**What is expected:** The expected output is a copy of every line in the records with the string "Tracker".

**Task input:**
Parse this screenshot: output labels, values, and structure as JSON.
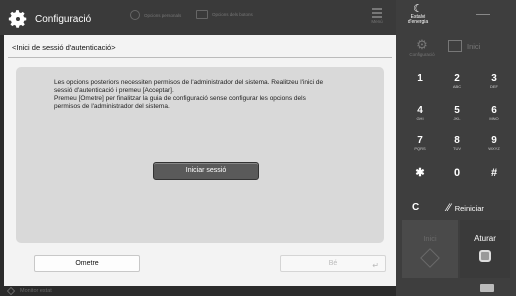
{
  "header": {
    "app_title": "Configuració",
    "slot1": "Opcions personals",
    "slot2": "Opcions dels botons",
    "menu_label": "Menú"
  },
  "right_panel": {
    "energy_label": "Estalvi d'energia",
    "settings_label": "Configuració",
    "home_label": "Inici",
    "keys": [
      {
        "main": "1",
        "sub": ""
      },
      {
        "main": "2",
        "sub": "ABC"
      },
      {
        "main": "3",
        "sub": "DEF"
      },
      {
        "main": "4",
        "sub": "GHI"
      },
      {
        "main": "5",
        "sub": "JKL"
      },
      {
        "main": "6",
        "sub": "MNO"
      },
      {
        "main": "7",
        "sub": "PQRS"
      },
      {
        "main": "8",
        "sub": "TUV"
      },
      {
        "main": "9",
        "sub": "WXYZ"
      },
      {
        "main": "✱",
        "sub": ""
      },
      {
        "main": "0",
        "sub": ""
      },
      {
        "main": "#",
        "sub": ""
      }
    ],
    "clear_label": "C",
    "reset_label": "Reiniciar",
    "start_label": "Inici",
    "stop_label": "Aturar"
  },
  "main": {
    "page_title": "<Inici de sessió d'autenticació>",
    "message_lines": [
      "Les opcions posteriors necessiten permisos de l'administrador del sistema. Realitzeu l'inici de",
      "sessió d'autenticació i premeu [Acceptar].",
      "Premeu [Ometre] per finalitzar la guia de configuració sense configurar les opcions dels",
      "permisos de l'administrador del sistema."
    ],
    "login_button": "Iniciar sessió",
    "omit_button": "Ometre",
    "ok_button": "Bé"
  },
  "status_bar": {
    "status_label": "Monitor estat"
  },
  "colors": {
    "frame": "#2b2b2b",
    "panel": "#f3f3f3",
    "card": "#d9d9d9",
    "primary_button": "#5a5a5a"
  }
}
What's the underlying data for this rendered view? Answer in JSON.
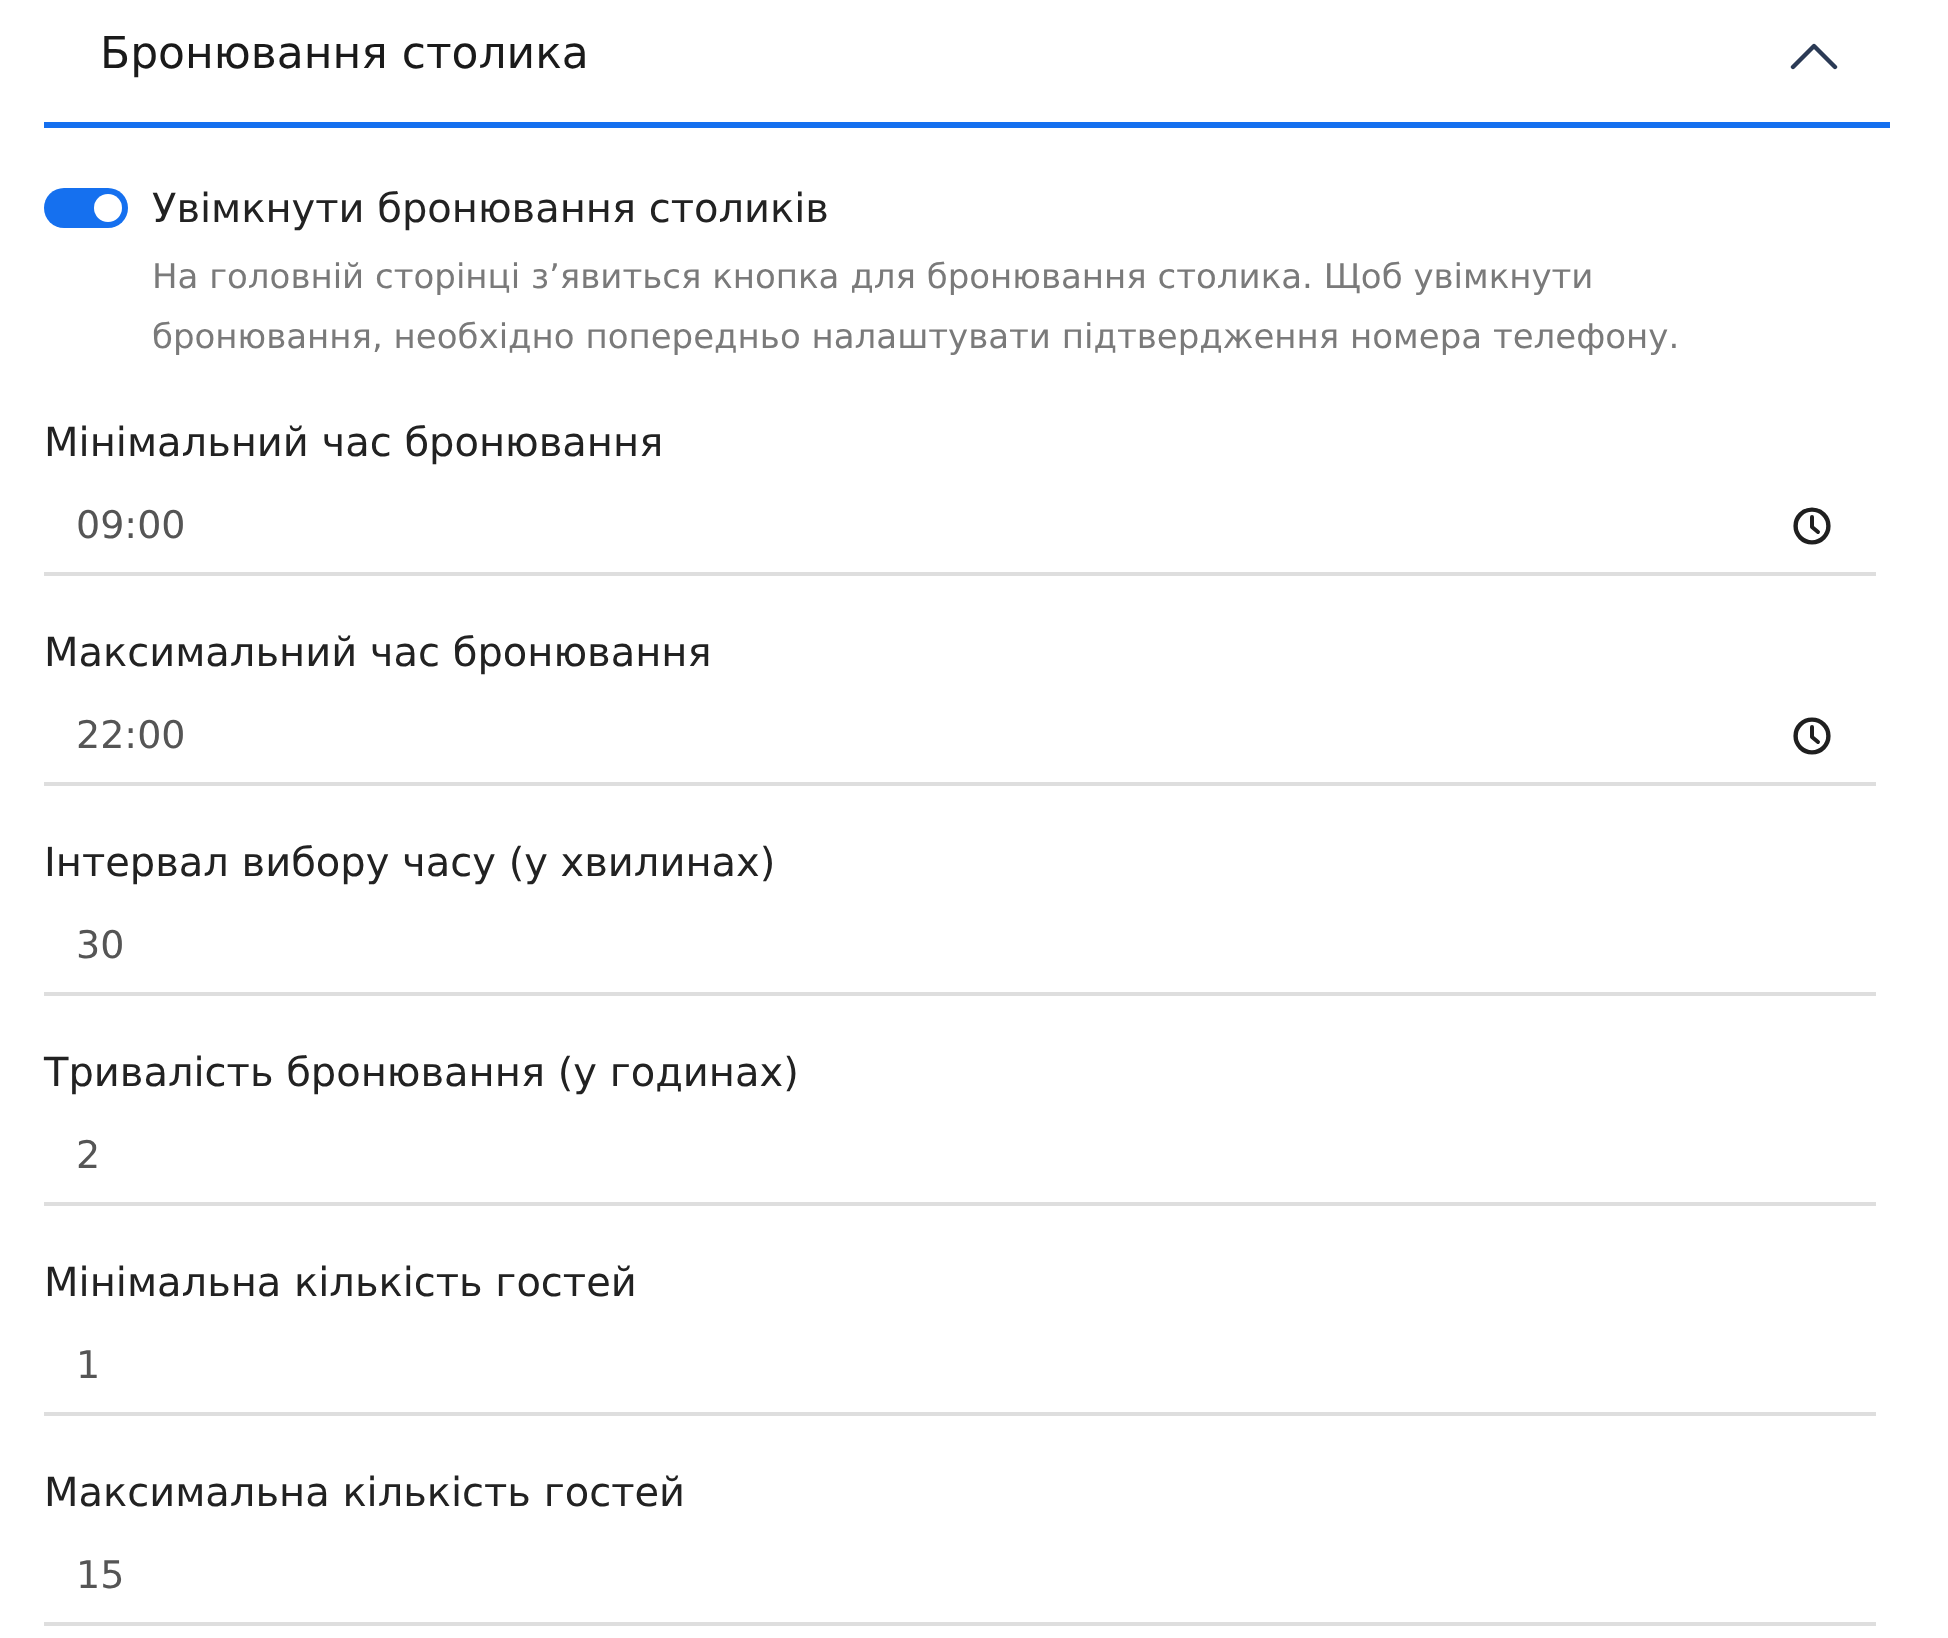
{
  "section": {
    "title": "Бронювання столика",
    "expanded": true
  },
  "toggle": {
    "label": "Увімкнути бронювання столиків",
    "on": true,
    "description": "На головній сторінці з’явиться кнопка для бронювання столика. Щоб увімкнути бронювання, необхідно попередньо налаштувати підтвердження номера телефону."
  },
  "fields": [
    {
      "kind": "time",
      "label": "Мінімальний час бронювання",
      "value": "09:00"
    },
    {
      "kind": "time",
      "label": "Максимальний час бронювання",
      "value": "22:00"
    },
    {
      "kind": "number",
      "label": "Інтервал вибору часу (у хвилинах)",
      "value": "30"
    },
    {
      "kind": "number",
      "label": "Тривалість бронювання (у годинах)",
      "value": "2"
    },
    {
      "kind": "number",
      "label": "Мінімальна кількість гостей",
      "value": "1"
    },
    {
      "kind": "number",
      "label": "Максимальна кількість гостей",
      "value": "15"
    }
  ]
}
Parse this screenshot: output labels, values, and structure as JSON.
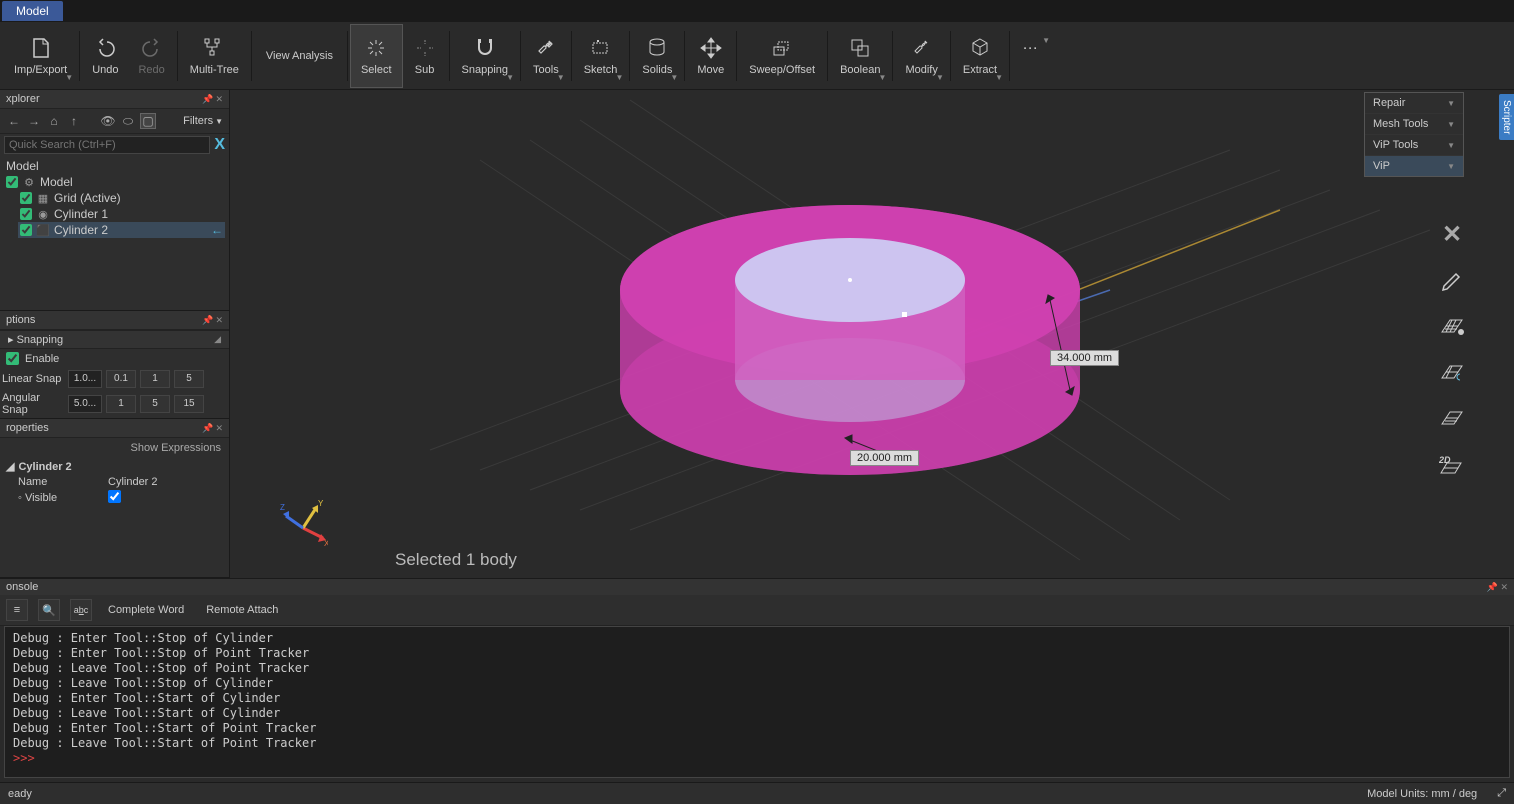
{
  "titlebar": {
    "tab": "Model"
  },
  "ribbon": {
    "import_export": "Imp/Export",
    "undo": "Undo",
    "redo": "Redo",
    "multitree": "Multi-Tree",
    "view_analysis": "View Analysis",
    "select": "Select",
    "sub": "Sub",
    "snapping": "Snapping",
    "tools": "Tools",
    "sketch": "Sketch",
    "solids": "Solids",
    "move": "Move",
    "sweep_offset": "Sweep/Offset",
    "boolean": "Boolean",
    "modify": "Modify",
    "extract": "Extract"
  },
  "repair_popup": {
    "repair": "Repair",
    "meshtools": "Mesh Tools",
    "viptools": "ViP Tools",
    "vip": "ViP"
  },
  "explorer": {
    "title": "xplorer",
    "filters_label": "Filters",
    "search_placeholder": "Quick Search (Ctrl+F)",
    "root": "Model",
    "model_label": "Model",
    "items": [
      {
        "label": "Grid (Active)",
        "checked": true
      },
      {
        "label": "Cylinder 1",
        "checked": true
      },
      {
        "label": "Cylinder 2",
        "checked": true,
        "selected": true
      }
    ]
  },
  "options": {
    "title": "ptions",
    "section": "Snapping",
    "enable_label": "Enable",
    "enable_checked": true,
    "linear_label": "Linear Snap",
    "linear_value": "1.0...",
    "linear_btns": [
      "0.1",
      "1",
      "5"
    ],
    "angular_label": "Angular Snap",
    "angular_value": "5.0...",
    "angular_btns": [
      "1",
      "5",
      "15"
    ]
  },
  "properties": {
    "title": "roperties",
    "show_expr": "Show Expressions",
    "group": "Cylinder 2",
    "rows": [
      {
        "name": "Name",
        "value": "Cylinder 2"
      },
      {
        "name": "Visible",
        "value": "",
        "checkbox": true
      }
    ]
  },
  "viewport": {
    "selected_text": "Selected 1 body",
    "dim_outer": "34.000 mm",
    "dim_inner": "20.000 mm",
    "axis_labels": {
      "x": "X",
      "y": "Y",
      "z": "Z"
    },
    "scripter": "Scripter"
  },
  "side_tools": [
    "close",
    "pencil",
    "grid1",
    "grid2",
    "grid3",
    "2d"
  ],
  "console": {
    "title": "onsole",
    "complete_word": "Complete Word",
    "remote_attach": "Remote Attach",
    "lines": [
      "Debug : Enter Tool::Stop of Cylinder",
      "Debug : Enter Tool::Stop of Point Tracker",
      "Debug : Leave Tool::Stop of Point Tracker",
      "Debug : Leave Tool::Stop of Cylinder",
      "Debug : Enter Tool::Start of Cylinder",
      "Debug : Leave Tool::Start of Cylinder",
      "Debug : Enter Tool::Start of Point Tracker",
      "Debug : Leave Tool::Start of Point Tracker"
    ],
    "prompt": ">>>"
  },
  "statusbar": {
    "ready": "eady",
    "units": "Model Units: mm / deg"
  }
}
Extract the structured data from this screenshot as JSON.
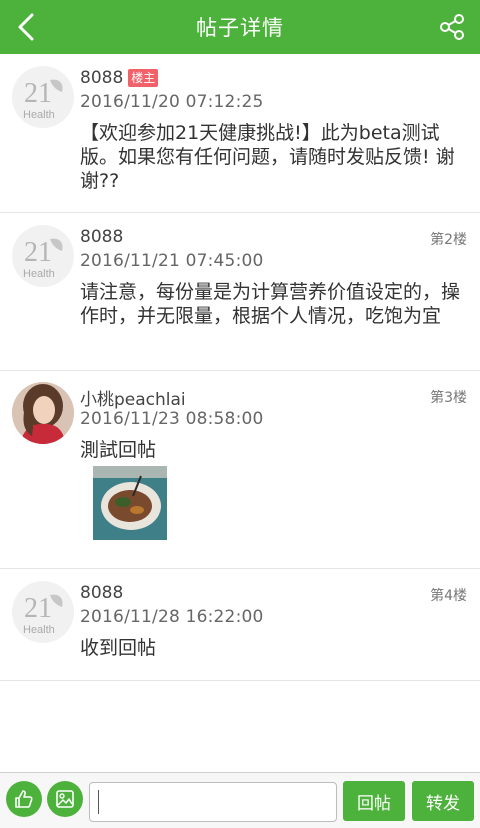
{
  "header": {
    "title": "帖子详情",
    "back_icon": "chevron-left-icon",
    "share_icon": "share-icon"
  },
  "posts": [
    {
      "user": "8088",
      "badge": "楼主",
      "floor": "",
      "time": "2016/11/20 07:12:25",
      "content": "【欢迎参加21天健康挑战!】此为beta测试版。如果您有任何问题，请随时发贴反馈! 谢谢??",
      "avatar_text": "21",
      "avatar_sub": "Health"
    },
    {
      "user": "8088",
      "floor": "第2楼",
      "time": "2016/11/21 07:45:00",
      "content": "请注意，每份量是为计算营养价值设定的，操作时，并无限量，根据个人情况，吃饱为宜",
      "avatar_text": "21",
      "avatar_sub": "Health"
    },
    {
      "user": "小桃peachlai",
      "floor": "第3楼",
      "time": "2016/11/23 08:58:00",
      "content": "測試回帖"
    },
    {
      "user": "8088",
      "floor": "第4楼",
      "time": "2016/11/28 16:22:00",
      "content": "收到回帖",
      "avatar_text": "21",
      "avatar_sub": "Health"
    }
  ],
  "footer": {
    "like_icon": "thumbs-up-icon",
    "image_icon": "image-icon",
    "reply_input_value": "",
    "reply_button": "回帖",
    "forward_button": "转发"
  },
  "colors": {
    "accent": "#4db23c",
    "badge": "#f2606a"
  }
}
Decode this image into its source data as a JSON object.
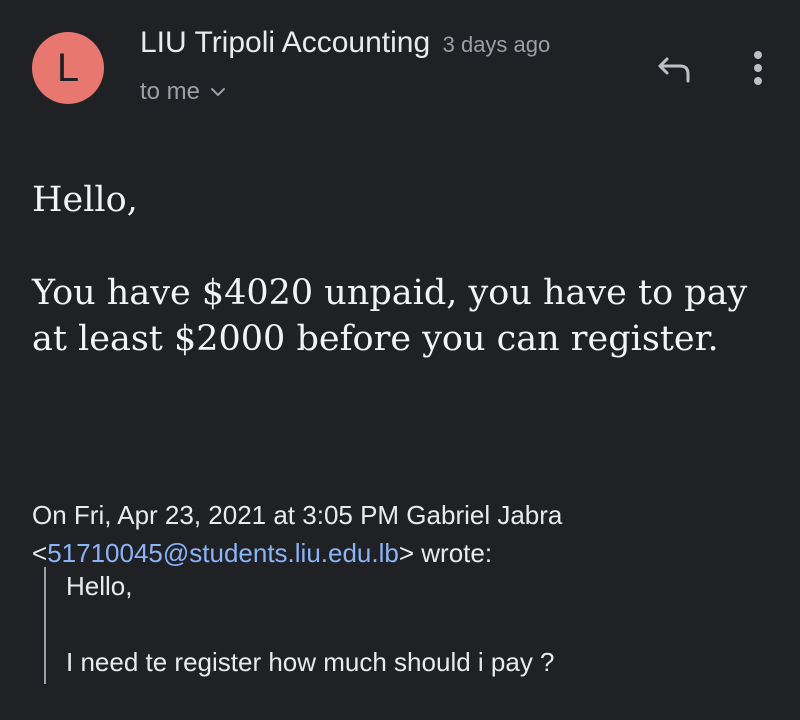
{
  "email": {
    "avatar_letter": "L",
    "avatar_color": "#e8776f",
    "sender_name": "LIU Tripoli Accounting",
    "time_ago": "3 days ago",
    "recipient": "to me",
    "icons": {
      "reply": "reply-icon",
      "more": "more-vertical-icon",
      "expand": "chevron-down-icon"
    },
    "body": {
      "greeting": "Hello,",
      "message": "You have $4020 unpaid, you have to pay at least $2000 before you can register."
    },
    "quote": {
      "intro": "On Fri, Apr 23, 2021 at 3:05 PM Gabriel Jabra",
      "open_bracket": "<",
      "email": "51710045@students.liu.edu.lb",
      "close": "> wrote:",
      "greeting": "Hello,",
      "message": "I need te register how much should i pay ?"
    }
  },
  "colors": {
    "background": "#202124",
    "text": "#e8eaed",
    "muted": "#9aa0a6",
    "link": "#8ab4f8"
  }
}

**Exercise solution:**
      "Debug : Enter Tool::Stop of Point Tracker",
      "Debug : Leave Tool::Stop of Point Tracker",
      "Debug : Enter Tool::Start of Point Tracker",
      "Debug : Leave Tool::Start of Point Tracker"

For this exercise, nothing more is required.